25 Aug 2003
The decision by the Ministry of Agriculture and Forestry to inspect all sea containers arriving in New Zealand has been praised by the NZ Forest Owners Association.
The association is also comfortable with inspection being carried out by a MAF-accredited person, instead of a MAF employee.
"The most important thing is that the job is done properly," said Rob McLagan, the association's chief executive.
"Containers are one of the main pathways by which diseases and pests are introduced to New Zealand. The decision to inspect all containers, rather than just those from ports which are deemed to be of high-risk, is a big step forward.
"Last year, gypsy moth, fall webworm and gum leaf skeletoniser were revealed to be unwanted immigrants to New Zealand. All are likely to have arrived here on or in containers."
He said it was impractical to have every container inspected by a government employee, but the onus was still on MAF to ensure that accredited inspectors were up-to-the-mark.
"There will always be a commercial imperative for importers to get containers unpacked as quickly as possible. There will always be the temptation to cut corners.
"It is therefore vitally important to ensure that inspectors and their employers are heavily penalised if they fail to observe proper procedures. Accreditation will also need to involve proper training, retraining and monitoring."
Mr McLagan said forest products were expected to become the country's largest export by 2025. At that time, forest export revenues are expected to reach $20 billion.

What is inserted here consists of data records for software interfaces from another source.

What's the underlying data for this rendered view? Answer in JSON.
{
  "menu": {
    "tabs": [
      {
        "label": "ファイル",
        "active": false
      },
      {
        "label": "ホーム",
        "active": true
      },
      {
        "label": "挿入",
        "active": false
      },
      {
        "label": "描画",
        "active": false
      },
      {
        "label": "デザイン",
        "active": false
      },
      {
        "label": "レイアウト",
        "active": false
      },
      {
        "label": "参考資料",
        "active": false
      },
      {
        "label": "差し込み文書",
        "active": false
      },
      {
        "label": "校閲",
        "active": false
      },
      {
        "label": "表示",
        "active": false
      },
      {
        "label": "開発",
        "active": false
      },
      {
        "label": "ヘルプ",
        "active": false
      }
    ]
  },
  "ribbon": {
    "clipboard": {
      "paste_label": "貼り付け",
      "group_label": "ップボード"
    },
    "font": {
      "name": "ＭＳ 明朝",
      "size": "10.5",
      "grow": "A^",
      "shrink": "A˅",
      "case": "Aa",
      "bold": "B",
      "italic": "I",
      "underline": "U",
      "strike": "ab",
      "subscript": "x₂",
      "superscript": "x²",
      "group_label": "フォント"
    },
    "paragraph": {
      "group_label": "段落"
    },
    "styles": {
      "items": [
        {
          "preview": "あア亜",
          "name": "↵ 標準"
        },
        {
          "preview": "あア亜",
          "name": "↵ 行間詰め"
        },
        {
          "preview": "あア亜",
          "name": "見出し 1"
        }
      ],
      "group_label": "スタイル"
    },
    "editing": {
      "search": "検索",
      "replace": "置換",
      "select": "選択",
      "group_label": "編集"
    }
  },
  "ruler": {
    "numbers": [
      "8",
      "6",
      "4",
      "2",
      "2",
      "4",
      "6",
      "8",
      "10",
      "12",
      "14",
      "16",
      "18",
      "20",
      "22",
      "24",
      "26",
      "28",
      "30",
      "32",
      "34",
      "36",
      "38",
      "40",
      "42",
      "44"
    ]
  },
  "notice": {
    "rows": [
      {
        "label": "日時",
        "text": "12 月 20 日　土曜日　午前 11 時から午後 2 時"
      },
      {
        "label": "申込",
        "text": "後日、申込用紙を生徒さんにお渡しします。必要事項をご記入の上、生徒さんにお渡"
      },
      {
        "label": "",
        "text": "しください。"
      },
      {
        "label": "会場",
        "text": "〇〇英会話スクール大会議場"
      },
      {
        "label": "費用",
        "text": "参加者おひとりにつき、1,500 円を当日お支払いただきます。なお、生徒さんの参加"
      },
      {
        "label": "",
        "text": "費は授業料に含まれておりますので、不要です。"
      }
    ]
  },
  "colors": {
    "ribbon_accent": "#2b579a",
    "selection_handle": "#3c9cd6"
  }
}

"We're talking of an industry that's worth a huge amount to New Zealand, economically, environmentally, socially and in terms of employment opportunities. It's worth protecting."